#### EXERCISE DIRECTIONS:
The records that follow should be returned exactly, pictures excluded.

#### EXCERPTED RECORDS:
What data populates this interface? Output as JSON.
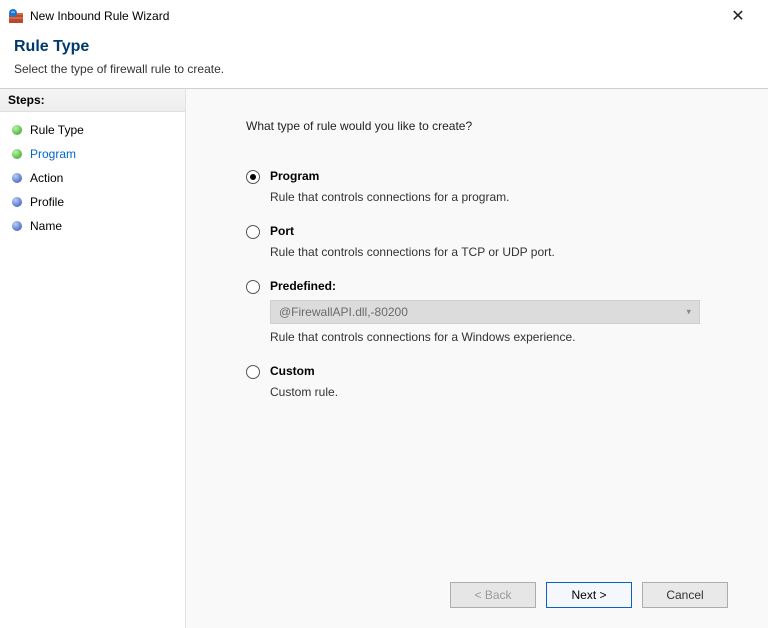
{
  "window": {
    "title": "New Inbound Rule Wizard"
  },
  "header": {
    "title": "Rule Type",
    "subtitle": "Select the type of firewall rule to create."
  },
  "steps": {
    "header": "Steps:",
    "items": [
      {
        "label": "Rule Type",
        "state": "current"
      },
      {
        "label": "Program",
        "state": "next"
      },
      {
        "label": "Action",
        "state": "future"
      },
      {
        "label": "Profile",
        "state": "future"
      },
      {
        "label": "Name",
        "state": "future"
      }
    ]
  },
  "content": {
    "question": "What type of rule would you like to create?",
    "options": {
      "program": {
        "label": "Program",
        "desc": "Rule that controls connections for a program.",
        "selected": true
      },
      "port": {
        "label": "Port",
        "desc": "Rule that controls connections for a TCP or UDP port.",
        "selected": false
      },
      "predefined": {
        "label": "Predefined:",
        "select_value": "@FirewallAPI.dll,-80200",
        "desc": "Rule that controls connections for a Windows experience.",
        "selected": false
      },
      "custom": {
        "label": "Custom",
        "desc": "Custom rule.",
        "selected": false
      }
    }
  },
  "buttons": {
    "back": "< Back",
    "next": "Next >",
    "cancel": "Cancel"
  }
}
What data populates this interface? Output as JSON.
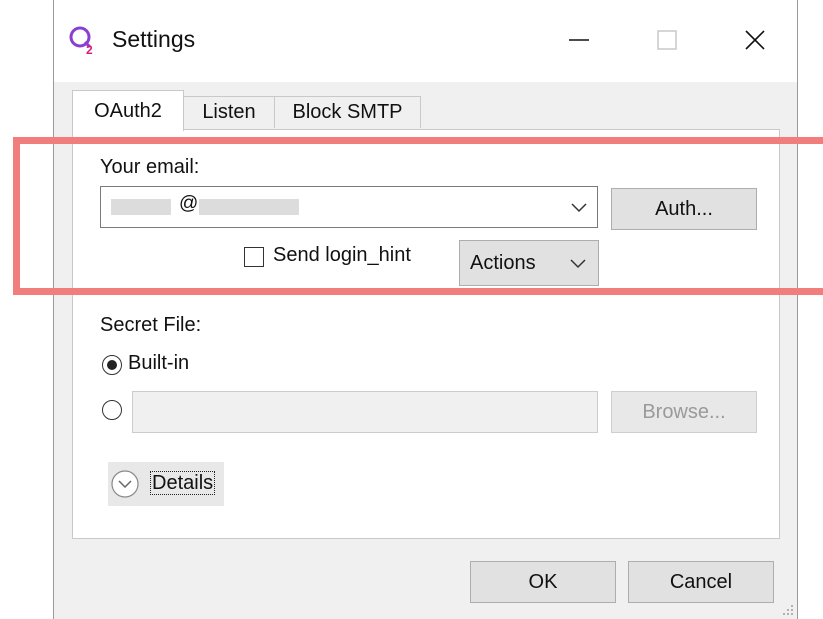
{
  "window": {
    "title": "Settings"
  },
  "tabs": [
    {
      "label": "OAuth2",
      "active": true
    },
    {
      "label": "Listen",
      "active": false
    },
    {
      "label": "Block SMTP",
      "active": false
    }
  ],
  "oauth2": {
    "email_label": "Your email:",
    "email_value_visible": "@",
    "auth_button": "Auth...",
    "send_login_hint_label": "Send login_hint",
    "send_login_hint_checked": false,
    "actions_label": "Actions",
    "secret_file_label": "Secret File:",
    "builtin_label": "Built-in",
    "builtin_selected": true,
    "custom_path_value": "",
    "browse_button": "Browse...",
    "details_label": "Details"
  },
  "footer": {
    "ok": "OK",
    "cancel": "Cancel"
  },
  "colors": {
    "highlight": "#f27d7d",
    "window_bg": "#f0f0f0",
    "app_icon": "#8a3fd1"
  }
}
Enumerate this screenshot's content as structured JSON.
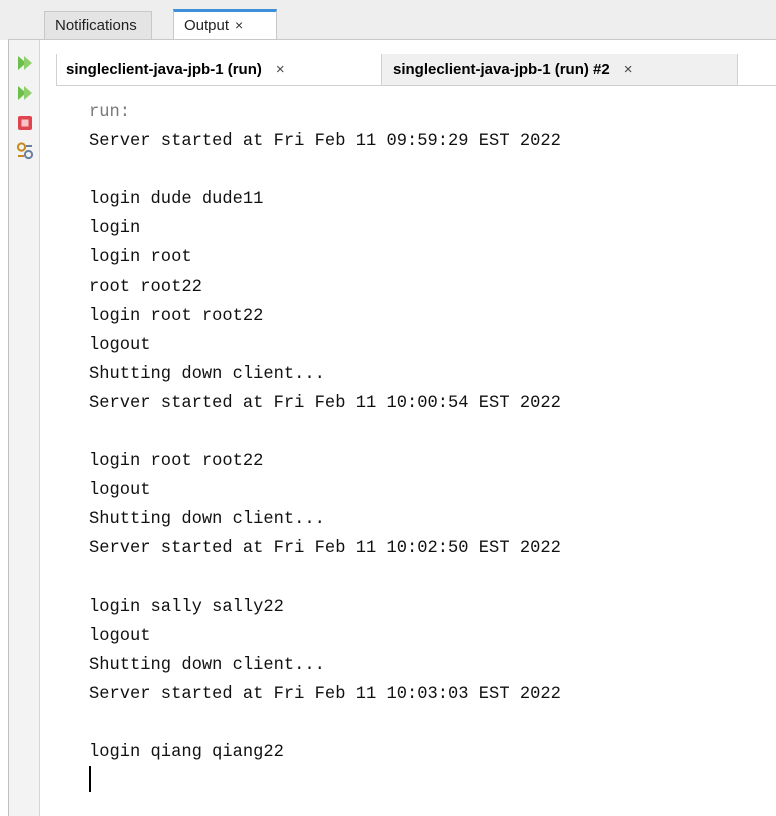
{
  "outer_tabs": {
    "notifications_label": "Notifications",
    "output_label": "Output",
    "close_glyph": "×"
  },
  "toolbar": {
    "buttons": [
      {
        "name": "rerun-icon"
      },
      {
        "name": "rerun-with-options-icon"
      },
      {
        "name": "stop-icon",
        "color": "#e0454f"
      },
      {
        "name": "settings-icon"
      }
    ]
  },
  "inner_tabs": {
    "tab1_label": "singleclient-java-jpb-1 (run)",
    "tab2_label": "singleclient-java-jpb-1 (run) #2",
    "close_glyph": "×"
  },
  "console": {
    "lines": [
      "run:",
      "Server started at Fri Feb 11 09:59:29 EST 2022",
      "",
      "login dude dude11",
      "login",
      "login root",
      "root root22",
      "login root root22",
      "logout",
      "Shutting down client...",
      "Server started at Fri Feb 11 10:00:54 EST 2022",
      "",
      "login root root22",
      "logout",
      "Shutting down client...",
      "Server started at Fri Feb 11 10:02:50 EST 2022",
      "",
      "login sally sally22",
      "logout",
      "Shutting down client...",
      "Server started at Fri Feb 11 10:03:03 EST 2022",
      "",
      "login qiang qiang22"
    ]
  },
  "colors": {
    "accent": "#3c8fd8",
    "run_green": "#6cbf4a",
    "stop_red": "#e0454f"
  }
}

#### WRITTEN ANSWER:
What data populates this interface? Output as JSON.
{
  "window": {
    "title": "New Inbound Rule Wizard"
  },
  "header": {
    "title": "Rule Type",
    "subtitle": "Select the type of firewall rule to create."
  },
  "steps": {
    "header": "Steps:",
    "items": [
      {
        "label": "Rule Type",
        "state": "current"
      },
      {
        "label": "Program",
        "state": "next"
      },
      {
        "label": "Action",
        "state": "future"
      },
      {
        "label": "Profile",
        "state": "future"
      },
      {
        "label": "Name",
        "state": "future"
      }
    ]
  },
  "content": {
    "question": "What type of rule would you like to create?",
    "options": {
      "program": {
        "label": "Program",
        "desc": "Rule that controls connections for a program.",
        "selected": true
      },
      "port": {
        "label": "Port",
        "desc": "Rule that controls connections for a TCP or UDP port.",
        "selected": false
      },
      "predefined": {
        "label": "Predefined:",
        "select_value": "@FirewallAPI.dll,-80200",
        "desc": "Rule that controls connections for a Windows experience.",
        "selected": false
      },
      "custom": {
        "label": "Custom",
        "desc": "Custom rule.",
        "selected": false
      }
    }
  },
  "buttons": {
    "back": "< Back",
    "next": "Next >",
    "cancel": "Cancel"
  }
}
What data populates this interface? Output as JSON.
{
  "window": {
    "title": "Settings"
  },
  "tabs": [
    {
      "label": "OAuth2",
      "active": true
    },
    {
      "label": "Listen",
      "active": false
    },
    {
      "label": "Block SMTP",
      "active": false
    }
  ],
  "oauth2": {
    "email_label": "Your email:",
    "email_value_visible": "@",
    "auth_button": "Auth...",
    "send_login_hint_label": "Send login_hint",
    "send_login_hint_checked": false,
    "actions_label": "Actions",
    "secret_file_label": "Secret File:",
    "builtin_label": "Built-in",
    "builtin_selected": true,
    "custom_path_value": "",
    "browse_button": "Browse...",
    "details_label": "Details"
  },
  "footer": {
    "ok": "OK",
    "cancel": "Cancel"
  },
  "colors": {
    "highlight": "#f27d7d",
    "window_bg": "#f0f0f0",
    "app_icon": "#8a3fd1"
  }
}
Enumerate this screenshot's content as structured JSON.
{
  "outer_tabs": {
    "notifications_label": "Notifications",
    "output_label": "Output",
    "close_glyph": "×"
  },
  "toolbar": {
    "buttons": [
      {
        "name": "rerun-icon"
      },
      {
        "name": "rerun-with-options-icon"
      },
      {
        "name": "stop-icon",
        "color": "#e0454f"
      },
      {
        "name": "settings-icon"
      }
    ]
  },
  "inner_tabs": {
    "tab1_label": "singleclient-java-jpb-1 (run)",
    "tab2_label": "singleclient-java-jpb-1 (run) #2",
    "close_glyph": "×"
  },
  "console": {
    "lines": [
      "run:",
      "Server started at Fri Feb 11 09:59:29 EST 2022",
      "",
      "login dude dude11",
      "login",
      "login root",
      "root root22",
      "login root root22",
      "logout",
      "Shutting down client...",
      "Server started at Fri Feb 11 10:00:54 EST 2022",
      "",
      "login root root22",
      "logout",
      "Shutting down client...",
      "Server started at Fri Feb 11 10:02:50 EST 2022",
      "",
      "login sally sally22",
      "logout",
      "Shutting down client...",
      "Server started at Fri Feb 11 10:03:03 EST 2022",
      "",
      "login qiang qiang22"
    ]
  },
  "colors": {
    "accent": "#3c8fd8",
    "run_green": "#6cbf4a",
    "stop_red": "#e0454f"
  }
}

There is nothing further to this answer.